SPF lumber is highly sensitive to changes in temperature and moisture. Therefore, you should buy it only when you can use it immediately. That way, you will avoid cases of warping, shrinking, or swelling which would then make it useless for the intended purpose.
Rosewood has outstanding acoustic properties. That makes it a perfect choice for the construction of various wood musical instruments such as guitars and pianos. The wood is exotic, which explains why it often comes with a hefty price tag.
Rosewood is known for its skin irritating properties, which makes many woodworkers consider alternatives.
Larch is both a softwood and a hardwood. As a softwood, it produces cones and needles. And as a hardwood, larch tends to shed its needles in the same manner that most trees shed during autumn. It’s reddish-brown in color and is highly resistant to pests and decay, which makes it an excellent option for outdoor wood projects.
Its hardness, however, makes it prone to chipping and splintering, so you should handle it with extreme care. Tamarack is also notoriously irritating, thanks to the oils and resins that are naturally produced by the plant.
Mahogany is one of the most common hardwoods out there, though it’s more abundant in South and Central America. The wood has a pinkish color that gradually dissipates, leaving behind a shiny and radiant surface.
It is primarily used in furniture making due to its relative softness and stain-concealing properties. Mahogany is also used in the design of musical instruments due to its acoustic properties.
Alder wood combines aesthetics with versatility and workability. When freshly cut, alder wood appears white. However, the color turns to honey brown upon exposure to sunlight and air. Its grains are straight, making it easier to carve and process.
Though it is naturally radiant, its surface can be improved by sanding. The wood is a common choice for furniture making as well as the making of photo frames and bodies of electric guitars
It’s easier to classify bamboo as a grass and not a tree. However, its strength makes it suitable for various woodworking projects such as the construction of garden furniture, fences, and even hardwood flooring.
Bamboo is both moisture- and decay-resistant, thanks to its waxlike coating. It can also be processed and used in the production of veneers and plywood.
As you might expect, this wood is characterized by its zebra-like striping pattern. Due to its uniqueness and rarity, zebrawood is commonly used to design luxurious furniture.
Zebrawood can withstand intense shocks and vibrations, thanks to its strength and density. That also explains why it’s a popular choice in making cars and guns.
Teak is known for its long maturation period, with a growing cycle that can last up to 60 years. It is commonly used for nautical crafts as well as in the making of high-end outdoor furniture.

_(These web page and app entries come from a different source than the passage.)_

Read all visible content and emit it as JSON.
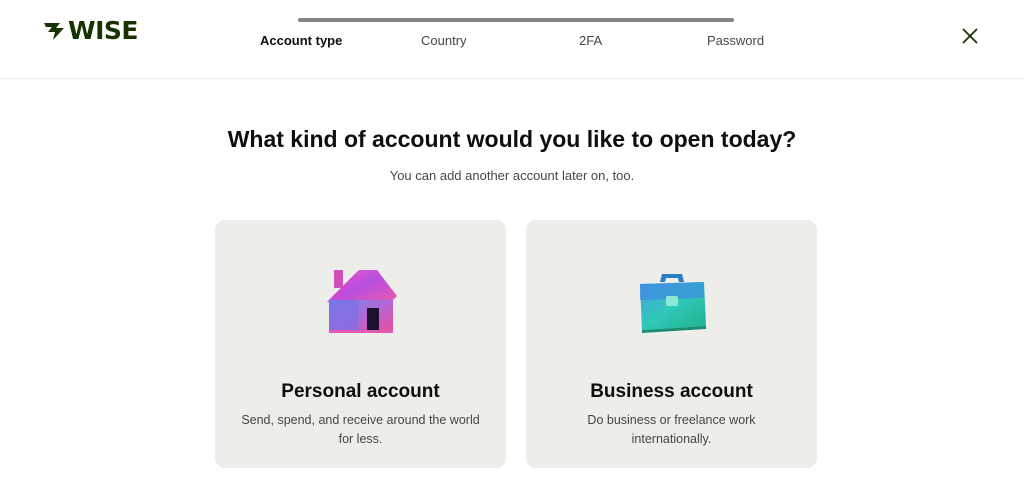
{
  "brand": {
    "logo_text": "WISE",
    "color": "#163300"
  },
  "progress": {
    "fraction_complete": 1.0,
    "steps": [
      {
        "label": "Account type",
        "active": true
      },
      {
        "label": "Country",
        "active": false
      },
      {
        "label": "2FA",
        "active": false
      },
      {
        "label": "Password",
        "active": false
      }
    ]
  },
  "header": {
    "close_icon": "close-icon"
  },
  "main": {
    "title": "What kind of account would you like to open today?",
    "subtitle": "You can add another account later on, too."
  },
  "cards": [
    {
      "title": "Personal account",
      "description": "Send, spend, and receive around the world for less.",
      "icon": "house-icon"
    },
    {
      "title": "Business account",
      "description": "Do business or freelance work internationally.",
      "icon": "briefcase-icon"
    }
  ],
  "colors": {
    "card_background": "#ededea",
    "text_primary": "#0e0f0c",
    "text_secondary": "#454745",
    "accent_green": "#163300"
  }
}
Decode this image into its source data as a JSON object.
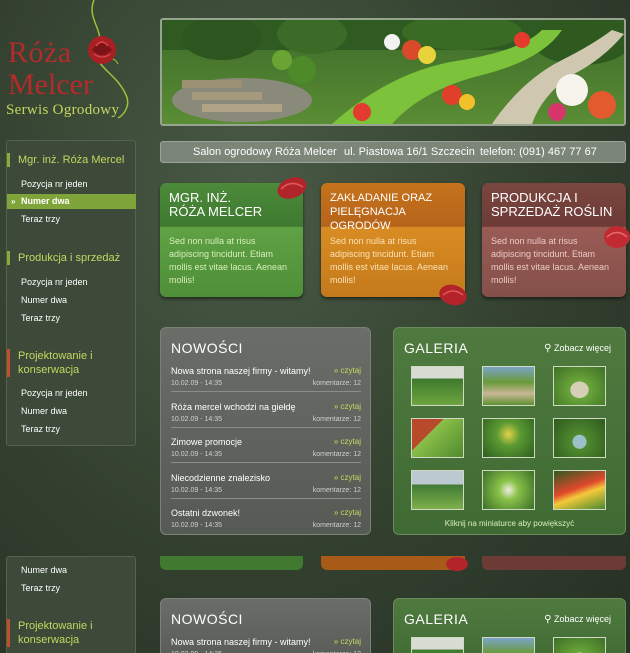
{
  "logo": {
    "line1": "Róża",
    "line2": "Melcer",
    "line3": "Serwis Ogrodowy"
  },
  "infobar": {
    "name": "Salon ogrodowy Róża Melcer",
    "address": "ul. Piastowa 16/1 Szczecin",
    "phone": "telefon: (091) 467 77 67"
  },
  "sidebar": {
    "head1": "Mgr. inż. Róża Mercel",
    "items1": [
      "Pozycja nr jeden",
      "Numer dwa",
      "Teraz trzy"
    ],
    "head2": "Produkcja i sprzedaż",
    "items2": [
      "Pozycja nr jeden",
      "Numer dwa",
      "Teraz trzy"
    ],
    "head3_l1": "Projektowanie i",
    "head3_l2": "konserwacja",
    "items3": [
      "Pozycja nr jeden",
      "Numer dwa",
      "Teraz trzy"
    ]
  },
  "sidebar2": {
    "items": [
      "Numer dwa",
      "Teraz trzy"
    ],
    "head_l1": "Projektowanie i",
    "head_l2": "konserwacja"
  },
  "cards": [
    {
      "l1": "MGR. INŻ.",
      "l2": "RÓŻA MELCER",
      "body": "Sed non nulla at risus adipiscing tincidunt. Etiam mollis est vitae lacus. Aenean mollis!"
    },
    {
      "l1": "ZAKŁADANIE ORAZ",
      "l2": "PIELĘGNACJA OGRODÓW",
      "body": "Sed non nulla at risus adipiscing tincidunt. Etiam mollis est vitae lacus. Aenean mollis!"
    },
    {
      "l1": "PRODUKCJA I",
      "l2": "SPRZEDAŻ ROŚLIN",
      "body": "Sed non nulla at risus adipiscing tincidunt. Etiam mollis est vitae lacus. Aenean mollis!"
    }
  ],
  "news": {
    "title": "NOWOŚCI",
    "read": "» czytaj",
    "items": [
      {
        "title": "Nowa strona naszej firmy - witamy!",
        "date": "10.02.09 - 14:35",
        "comments": "komentarze: 12"
      },
      {
        "title": "Róża mercel wchodzi na giełdę",
        "date": "10.02.09 - 14:35",
        "comments": "komentarze: 12"
      },
      {
        "title": "Zimowe promocje",
        "date": "10.02.09 - 14:35",
        "comments": "komentarze: 12"
      },
      {
        "title": "Niecodzienne znalezisko",
        "date": "10.02.09 - 14:35",
        "comments": "komentarze: 12"
      },
      {
        "title": "Ostatni dzwonek!",
        "date": "10.02.09 - 14:35",
        "comments": "komentarze: 12"
      }
    ]
  },
  "gallery": {
    "title": "GALERIA",
    "more": "Zobacz więcej",
    "note": "Kliknij na miniaturce aby powiększyć"
  },
  "colors": {
    "green": "#4e8f38",
    "orange": "#c47a1c",
    "brown": "#84504a",
    "accent": "#c3d860",
    "logo_red": "#b52a2a"
  }
}
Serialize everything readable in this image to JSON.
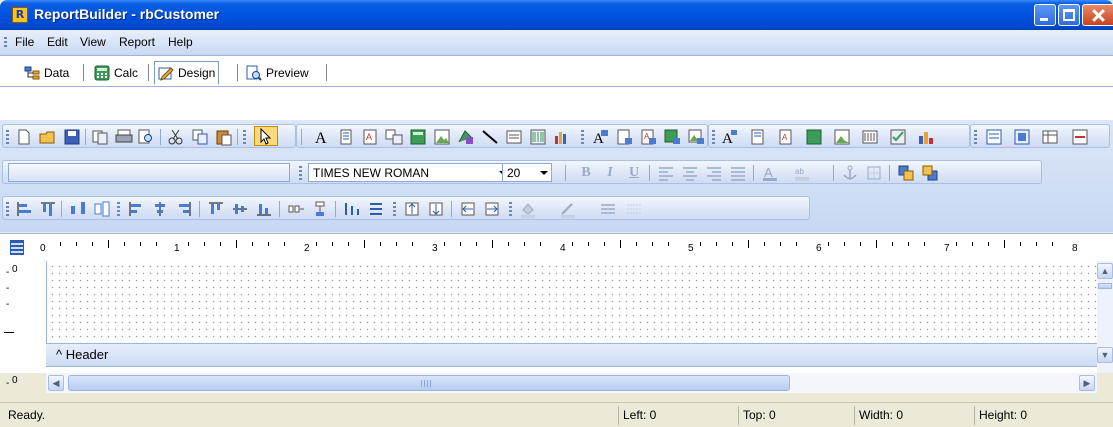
{
  "window": {
    "title": "ReportBuilder - rbCustomer",
    "app_icon_glyph": "R"
  },
  "menu": {
    "items": [
      "File",
      "Edit",
      "View",
      "Report",
      "Help"
    ]
  },
  "tabs": [
    {
      "label": "Data",
      "icon": "data-tree-icon"
    },
    {
      "label": "Calc",
      "icon": "calc-icon"
    },
    {
      "label": "Design",
      "icon": "design-icon",
      "selected": true
    },
    {
      "label": "Preview",
      "icon": "preview-icon"
    }
  ],
  "format": {
    "font_name": "TIMES NEW ROMAN",
    "font_size": "20"
  },
  "ruler": {
    "labels": [
      "0",
      "1",
      "2",
      "3",
      "4",
      "5",
      "6",
      "7",
      "8"
    ]
  },
  "vruler": {
    "labels": [
      "0",
      "0"
    ]
  },
  "band": {
    "header_label": "^ Header"
  },
  "status": {
    "ready": "Ready.",
    "left": "Left: 0",
    "top": "Top: 0",
    "width": "Width: 0",
    "height": "Height: 0"
  },
  "colors": {
    "titlebar": "#0052E0",
    "menubar": "#C9D9F4",
    "band": "#CDDCF4",
    "statusbar": "#ECE9D8"
  }
}
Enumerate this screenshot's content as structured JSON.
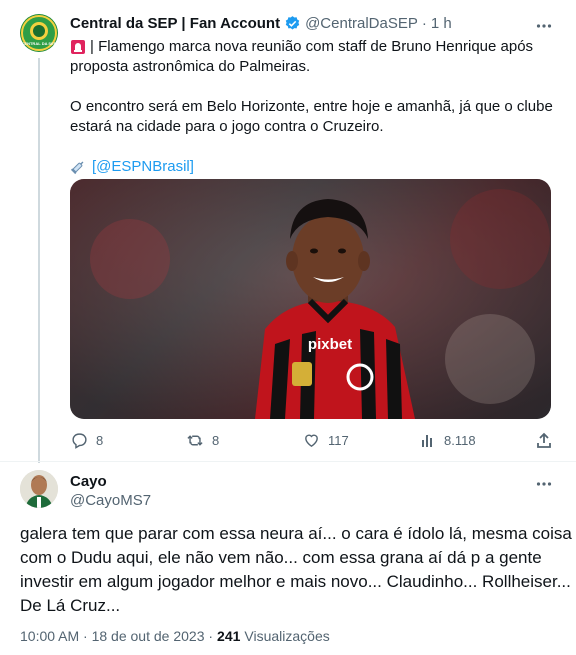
{
  "tweet": {
    "author_name": "Central da SEP | Fan Account",
    "handle": "@CentralDaSEP",
    "separator": "·",
    "time": "1 h",
    "line1": "| Flamengo marca nova reunião com staff de Bruno Henrique após",
    "line2": "proposta astronômica do Palmeiras.",
    "line3": "O encontro será em Belo Horizonte, entre hoje e amanhã, já que o clube",
    "line4": "estará na cidade para o jogo contra o Cruzeiro.",
    "source_open": "[",
    "source_link": "@ESPNBrasil",
    "source_close": "]",
    "avatar_text": "CENTRAL DA SEP",
    "photo": {
      "jersey_sponsor": "pixbet"
    },
    "actions": {
      "replies": "8",
      "retweets": "8",
      "likes": "117",
      "views": "8.118"
    }
  },
  "reply": {
    "author_name": "Cayo",
    "handle": "@CayoMS7",
    "text_lines": [
      "galera tem que parar com essa neura aí... o cara é ídolo lá, mesma coisa",
      "com o Dudu aqui, ele não vem não... com essa grana aí dá p a gente",
      "investir em algum jogador melhor e mais novo... Claudinho... Rollheiser...",
      "De Lá Cruz..."
    ],
    "timestamp": "10:00 AM · 18 de out de 2023 ·",
    "views_count": "241",
    "views_label": "Visualizações"
  },
  "colors": {
    "accent": "#1d9bf0",
    "verified": "#1d9bf0",
    "siren": "#e0245e",
    "gray": "#536471",
    "thread_line": "#cfd9de"
  }
}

Teak is very hard and comes with an earthy aroma. It also produces natural oils that could cause irritation, in addition to making it difficult to glue.
Evidently, there are numerous types of wood for woodworking projects. Each comes with its distinct benefits and possible drawbacks. Before you choose any wood, do your due diligence to make sure that it matches the kind of project you wish to use it for.